    Their five year research effort in search of a business case for diversity concluded that gender diversity had positive effects on group processes while racial diversity had negative effects (see p.10). More specifically “Gender diversity was positively associated with group bonuses in business units with a people-oriented organizational culture, diversity-focused human resource practices, and customer-oriented business strategy but not in units that lacked those specific cultures, practices, and strategies. Racial diversity was negatively related to performance in business units with competitive organizational cultures, growth-oriented business strategies, and training-focused human resource practices.”  

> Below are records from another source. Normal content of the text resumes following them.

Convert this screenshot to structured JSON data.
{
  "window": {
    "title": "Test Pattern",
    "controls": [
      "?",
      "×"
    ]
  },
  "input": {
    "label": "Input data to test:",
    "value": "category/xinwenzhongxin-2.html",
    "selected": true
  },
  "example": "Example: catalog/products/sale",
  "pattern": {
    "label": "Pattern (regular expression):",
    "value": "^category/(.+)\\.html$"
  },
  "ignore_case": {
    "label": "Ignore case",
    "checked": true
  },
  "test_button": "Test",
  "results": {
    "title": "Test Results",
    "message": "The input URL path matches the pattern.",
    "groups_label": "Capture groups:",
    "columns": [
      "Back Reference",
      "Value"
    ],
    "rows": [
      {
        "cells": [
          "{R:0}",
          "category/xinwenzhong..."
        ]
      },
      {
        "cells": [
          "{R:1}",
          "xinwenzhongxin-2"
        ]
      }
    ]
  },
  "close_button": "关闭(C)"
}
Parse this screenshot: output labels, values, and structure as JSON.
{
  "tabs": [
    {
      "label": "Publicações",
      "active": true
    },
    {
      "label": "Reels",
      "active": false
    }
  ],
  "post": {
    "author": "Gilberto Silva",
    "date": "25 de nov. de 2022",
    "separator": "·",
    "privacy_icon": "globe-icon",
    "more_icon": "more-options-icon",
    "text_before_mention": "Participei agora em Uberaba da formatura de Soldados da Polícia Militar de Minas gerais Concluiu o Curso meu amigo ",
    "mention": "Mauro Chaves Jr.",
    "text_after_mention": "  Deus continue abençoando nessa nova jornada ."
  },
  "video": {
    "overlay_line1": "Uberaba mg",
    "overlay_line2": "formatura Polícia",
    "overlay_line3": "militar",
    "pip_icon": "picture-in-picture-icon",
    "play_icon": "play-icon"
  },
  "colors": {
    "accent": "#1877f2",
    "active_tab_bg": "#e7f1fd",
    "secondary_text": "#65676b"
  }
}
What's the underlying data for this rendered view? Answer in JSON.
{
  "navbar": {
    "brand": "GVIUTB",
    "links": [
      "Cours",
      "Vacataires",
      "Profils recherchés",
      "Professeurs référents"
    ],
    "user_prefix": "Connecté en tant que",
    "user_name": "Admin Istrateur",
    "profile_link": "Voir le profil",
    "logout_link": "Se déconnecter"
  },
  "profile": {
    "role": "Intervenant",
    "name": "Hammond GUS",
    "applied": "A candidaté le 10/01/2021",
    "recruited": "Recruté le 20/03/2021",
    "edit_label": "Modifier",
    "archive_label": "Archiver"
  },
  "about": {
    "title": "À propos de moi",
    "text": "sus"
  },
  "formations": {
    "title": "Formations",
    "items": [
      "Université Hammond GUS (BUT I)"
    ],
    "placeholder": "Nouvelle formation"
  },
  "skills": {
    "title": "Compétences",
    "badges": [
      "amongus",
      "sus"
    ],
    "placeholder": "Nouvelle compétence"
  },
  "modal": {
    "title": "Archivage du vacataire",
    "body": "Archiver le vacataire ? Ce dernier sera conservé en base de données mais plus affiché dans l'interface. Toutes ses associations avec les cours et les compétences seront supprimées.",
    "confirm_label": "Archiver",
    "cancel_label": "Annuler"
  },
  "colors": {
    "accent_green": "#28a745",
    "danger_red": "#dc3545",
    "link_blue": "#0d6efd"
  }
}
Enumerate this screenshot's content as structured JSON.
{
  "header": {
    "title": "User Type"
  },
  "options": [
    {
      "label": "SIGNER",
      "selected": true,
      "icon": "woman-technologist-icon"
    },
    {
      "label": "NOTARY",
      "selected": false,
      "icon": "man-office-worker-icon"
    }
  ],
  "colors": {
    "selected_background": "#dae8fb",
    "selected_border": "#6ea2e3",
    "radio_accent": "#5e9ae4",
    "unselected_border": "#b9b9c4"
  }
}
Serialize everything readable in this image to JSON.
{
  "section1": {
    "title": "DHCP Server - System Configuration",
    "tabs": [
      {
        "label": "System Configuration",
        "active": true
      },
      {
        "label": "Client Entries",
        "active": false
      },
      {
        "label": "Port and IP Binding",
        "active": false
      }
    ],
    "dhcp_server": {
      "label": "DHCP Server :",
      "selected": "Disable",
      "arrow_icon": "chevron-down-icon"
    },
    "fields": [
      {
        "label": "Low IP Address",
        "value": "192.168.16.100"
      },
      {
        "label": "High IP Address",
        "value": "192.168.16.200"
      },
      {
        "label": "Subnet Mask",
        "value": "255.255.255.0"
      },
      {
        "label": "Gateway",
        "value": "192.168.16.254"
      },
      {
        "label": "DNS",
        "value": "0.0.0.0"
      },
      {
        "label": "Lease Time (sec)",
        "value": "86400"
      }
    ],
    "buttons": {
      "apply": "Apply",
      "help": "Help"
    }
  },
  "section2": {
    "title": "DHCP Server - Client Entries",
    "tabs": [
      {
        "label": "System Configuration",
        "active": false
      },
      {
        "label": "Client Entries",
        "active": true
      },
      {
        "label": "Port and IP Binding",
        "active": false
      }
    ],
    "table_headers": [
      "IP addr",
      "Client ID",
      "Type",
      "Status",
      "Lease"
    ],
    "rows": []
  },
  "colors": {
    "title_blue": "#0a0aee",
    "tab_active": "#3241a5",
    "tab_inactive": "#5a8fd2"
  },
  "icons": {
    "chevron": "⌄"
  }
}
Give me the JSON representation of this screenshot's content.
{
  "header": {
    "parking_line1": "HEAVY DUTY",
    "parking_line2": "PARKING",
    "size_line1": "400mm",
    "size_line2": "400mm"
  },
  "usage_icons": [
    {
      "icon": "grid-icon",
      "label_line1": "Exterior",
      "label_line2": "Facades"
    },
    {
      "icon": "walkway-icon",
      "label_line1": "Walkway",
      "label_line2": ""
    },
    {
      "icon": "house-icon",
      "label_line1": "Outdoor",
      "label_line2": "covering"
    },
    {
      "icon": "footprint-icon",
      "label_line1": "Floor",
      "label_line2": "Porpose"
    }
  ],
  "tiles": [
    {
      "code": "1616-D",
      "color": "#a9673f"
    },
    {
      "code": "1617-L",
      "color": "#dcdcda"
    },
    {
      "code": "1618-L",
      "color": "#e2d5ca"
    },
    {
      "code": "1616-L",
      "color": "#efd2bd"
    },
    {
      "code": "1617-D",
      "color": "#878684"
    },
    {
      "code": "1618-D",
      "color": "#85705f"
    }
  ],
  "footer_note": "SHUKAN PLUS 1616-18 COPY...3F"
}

    Mr. Colgan’s and Blair’s comments exhibit an ignorance of this long ago well-established fact by continuing a misdirected effort to disseminate their personal political agendas toward the membership of our professional association.  Walter William’s website, http://walterewilliams.com/ is a great place for them both to begin their education on this subject.  An esteemed economics professor, author and syndicated columnist, Walter E. Williams has for decades been explaining to the uninformed why discrimination and lack of diversity has no correlation with success in business, but rather it is the behavior and characteristics of ethnic groups themselves that determine their own success:  https://www.youtube.com/watch?v=KKgHc6bWqZ4

    Leave a comment

    Follow @PaCPAs on Twitter
    Statements of fact and opinion are the authors’ responsibility alone and do not imply an opinion on the part of PICPA officers or members. The information contained in herein does not constitute accounting, legal, or professional advice. For professional advice, please engage or consult a qualified professional.